NEW YORK — Day care may prevent certain children from establishing a healthy relationship with their parents, a new study suggests.
The results show the more time fussy, irritable infants spend in day care, the less likely they are to develop a so-called secure attachment with their mothers. A secure attachment means babies are at ease exploring their surroundings, but can still seek comfort from their mom when they need to — they are not clingy or aloof.
From a glass half-full perspective, the findings also mean irritable infants do better when they're mostly cared for by their parents or other family members.
"People have always thought of irritable, difficult babies as being more likely to have poor outcomes if they have stresses," said study researcher Beth Troutman, a professor of psychiatry at the University of Iowa.
"But the other side of that is that they're more likely to have good outcomes if they have more positive supportive environments," Troutman told LiveScience.
"So it's not just that having them in day care is a risk, but also that irritable babies really benefit from spending time with family members."
The study was presented on Tuesday (Oct. 26) here at the American Academy of Child and Adolescent Psychiatry's Annual Meeting.
For the study, Troutman assessed 48 one-month-old infants for their level of irritability between 1999 and 2002. During the first year of the babies' lives, mothers were interviewed at four follow-up visits and asked who had taken care of the infant over the past week and for how long.
When the babies were a year old, they were videotaped interacting with their mothers to determine whether they were securely or insecurely attached.
A roughly equal number of irritable and non-irritable infants were seen as insecurely attached. But irritable infants were more likely to develop an insecure attachment if they spent more time in day care rather than with family. There was no such link for the non-irritable infants.

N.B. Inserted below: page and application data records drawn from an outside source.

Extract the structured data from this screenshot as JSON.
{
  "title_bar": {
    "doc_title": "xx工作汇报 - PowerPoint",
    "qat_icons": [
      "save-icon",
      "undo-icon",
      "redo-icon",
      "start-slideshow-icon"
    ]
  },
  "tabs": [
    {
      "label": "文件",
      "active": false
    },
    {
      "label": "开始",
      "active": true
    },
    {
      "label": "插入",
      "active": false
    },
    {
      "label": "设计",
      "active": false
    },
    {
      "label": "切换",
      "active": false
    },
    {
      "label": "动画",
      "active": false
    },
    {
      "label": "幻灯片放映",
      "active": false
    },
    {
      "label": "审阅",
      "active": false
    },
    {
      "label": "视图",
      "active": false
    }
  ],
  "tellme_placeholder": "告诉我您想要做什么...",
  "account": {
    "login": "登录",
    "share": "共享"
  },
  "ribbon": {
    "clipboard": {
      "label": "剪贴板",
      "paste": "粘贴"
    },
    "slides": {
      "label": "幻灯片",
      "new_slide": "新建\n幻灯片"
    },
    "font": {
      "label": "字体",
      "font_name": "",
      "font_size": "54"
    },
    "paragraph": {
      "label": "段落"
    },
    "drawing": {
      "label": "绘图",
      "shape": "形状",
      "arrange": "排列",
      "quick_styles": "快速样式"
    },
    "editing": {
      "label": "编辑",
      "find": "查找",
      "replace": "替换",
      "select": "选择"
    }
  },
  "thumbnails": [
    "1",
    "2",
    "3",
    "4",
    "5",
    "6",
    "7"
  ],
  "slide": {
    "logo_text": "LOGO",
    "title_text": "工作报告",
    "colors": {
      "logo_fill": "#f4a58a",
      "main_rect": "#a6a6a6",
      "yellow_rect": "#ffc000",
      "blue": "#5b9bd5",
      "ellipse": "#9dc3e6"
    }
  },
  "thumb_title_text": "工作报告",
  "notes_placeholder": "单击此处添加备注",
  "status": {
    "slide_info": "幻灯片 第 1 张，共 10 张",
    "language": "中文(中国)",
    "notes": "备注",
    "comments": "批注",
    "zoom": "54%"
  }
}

It's possible that irritable infants are more sensitive to their surroundings than non-irritable infants. So when the fussy babies spend time in day care, where caregivers may not be able to attend to every cry, they are more prone to negative consequences.
"In a day care setting, it's hard to respond to six babies, and the irritable crying baby might not get as much attention or support in day care," Troutman said.
Should irritable babies go to day care?
Since the results are based on just one study of a small group of infants, Troutman cautions drawing general advice from the findings. But if parents have the resources available, she would recommend irritable infants spend more time at home with family rather than in day care.
Troutman notes her study did not take into account the quality of care babies received at their day care centers. It's possible the findings simply reflect the negative consequence of poor-quality day care rather than day care in general.
Past research has suggested infants who spent time in high-quality day care had scored higher on measures of cognitive and academic achievement at 15 years old than babies in low-quality care.